◆ What needs to be done ◆
The entries below should be given again exactly, minus their pictures.

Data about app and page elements
===

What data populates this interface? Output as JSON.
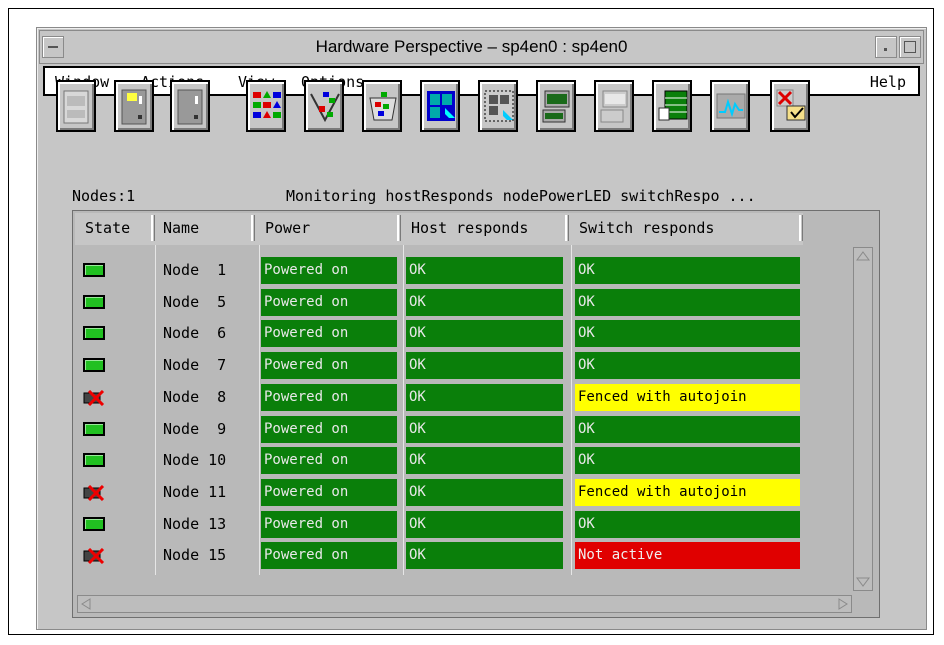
{
  "window": {
    "title": "Hardware Perspective – sp4en0 : sp4en0"
  },
  "menubar": {
    "items": [
      "Window",
      "Actions",
      "View",
      "Options"
    ],
    "help": "Help"
  },
  "toolbar": {
    "icons": [
      "frame-icon",
      "node-light-icon",
      "node-switch-icon",
      "node-group-icon",
      "filter-icon",
      "collection-icon",
      "layout-grid-icon",
      "select-grid-icon",
      "open-panel-icon",
      "closed-panel-icon",
      "table-view-icon",
      "monitor-icon",
      "delete-icon"
    ]
  },
  "status": {
    "nodes": "Nodes:1",
    "monitoring": "Monitoring hostResponds nodePowerLED switchRespo ..."
  },
  "table": {
    "columns": [
      "State",
      "Name",
      "Power",
      "Host responds",
      "Switch responds"
    ],
    "rows": [
      {
        "state": "ok",
        "name": "Node  1",
        "power": "Powered on",
        "host": "OK",
        "switch": "OK",
        "switch_status": "green"
      },
      {
        "state": "ok",
        "name": "Node  5",
        "power": "Powered on",
        "host": "OK",
        "switch": "OK",
        "switch_status": "green"
      },
      {
        "state": "ok",
        "name": "Node  6",
        "power": "Powered on",
        "host": "OK",
        "switch": "OK",
        "switch_status": "green"
      },
      {
        "state": "ok",
        "name": "Node  7",
        "power": "Powered on",
        "host": "OK",
        "switch": "OK",
        "switch_status": "green"
      },
      {
        "state": "error",
        "name": "Node  8",
        "power": "Powered on",
        "host": "OK",
        "switch": "Fenced with autojoin",
        "switch_status": "yellow"
      },
      {
        "state": "ok",
        "name": "Node  9",
        "power": "Powered on",
        "host": "OK",
        "switch": "OK",
        "switch_status": "green"
      },
      {
        "state": "ok",
        "name": "Node 10",
        "power": "Powered on",
        "host": "OK",
        "switch": "OK",
        "switch_status": "green"
      },
      {
        "state": "error",
        "name": "Node 11",
        "power": "Powered on",
        "host": "OK",
        "switch": "Fenced with autojoin",
        "switch_status": "yellow"
      },
      {
        "state": "ok",
        "name": "Node 13",
        "power": "Powered on",
        "host": "OK",
        "switch": "OK",
        "switch_status": "green"
      },
      {
        "state": "error",
        "name": "Node 15",
        "power": "Powered on",
        "host": "OK",
        "switch": "Not active",
        "switch_status": "red"
      }
    ]
  },
  "colors": {
    "ok": "#0a7f0a",
    "warning": "#ffff00",
    "error": "#e00000",
    "led_on": "#21c021"
  }
}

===

◆ Answer space ◆
What data populates this interface? Output as JSON.
{
  "window": {
    "title": "Hardware Perspective – sp4en0 : sp4en0"
  },
  "menubar": {
    "items": [
      "Window",
      "Actions",
      "View",
      "Options"
    ],
    "help": "Help"
  },
  "toolbar": {
    "icons": [
      "frame-icon",
      "node-light-icon",
      "node-switch-icon",
      "node-group-icon",
      "filter-icon",
      "collection-icon",
      "layout-grid-icon",
      "select-grid-icon",
      "open-panel-icon",
      "closed-panel-icon",
      "table-view-icon",
      "monitor-icon",
      "delete-icon"
    ]
  },
  "status": {
    "nodes": "Nodes:1",
    "monitoring": "Monitoring hostResponds nodePowerLED switchRespo ..."
  },
  "table": {
    "columns": [
      "State",
      "Name",
      "Power",
      "Host responds",
      "Switch responds"
    ],
    "rows": [
      {
        "state": "ok",
        "name": "Node  1",
        "power": "Powered on",
        "host": "OK",
        "switch": "OK",
        "switch_status": "green"
      },
      {
        "state": "ok",
        "name": "Node  5",
        "power": "Powered on",
        "host": "OK",
        "switch": "OK",
        "switch_status": "green"
      },
      {
        "state": "ok",
        "name": "Node  6",
        "power": "Powered on",
        "host": "OK",
        "switch": "OK",
        "switch_status": "green"
      },
      {
        "state": "ok",
        "name": "Node  7",
        "power": "Powered on",
        "host": "OK",
        "switch": "OK",
        "switch_status": "green"
      },
      {
        "state": "error",
        "name": "Node  8",
        "power": "Powered on",
        "host": "OK",
        "switch": "Fenced with autojoin",
        "switch_status": "yellow"
      },
      {
        "state": "ok",
        "name": "Node  9",
        "power": "Powered on",
        "host": "OK",
        "switch": "OK",
        "switch_status": "green"
      },
      {
        "state": "ok",
        "name": "Node 10",
        "power": "Powered on",
        "host": "OK",
        "switch": "OK",
        "switch_status": "green"
      },
      {
        "state": "error",
        "name": "Node 11",
        "power": "Powered on",
        "host": "OK",
        "switch": "Fenced with autojoin",
        "switch_status": "yellow"
      },
      {
        "state": "ok",
        "name": "Node 13",
        "power": "Powered on",
        "host": "OK",
        "switch": "OK",
        "switch_status": "green"
      },
      {
        "state": "error",
        "name": "Node 15",
        "power": "Powered on",
        "host": "OK",
        "switch": "Not active",
        "switch_status": "red"
      }
    ]
  },
  "colors": {
    "ok": "#0a7f0a",
    "warning": "#ffff00",
    "error": "#e00000",
    "led_on": "#21c021"
  }
}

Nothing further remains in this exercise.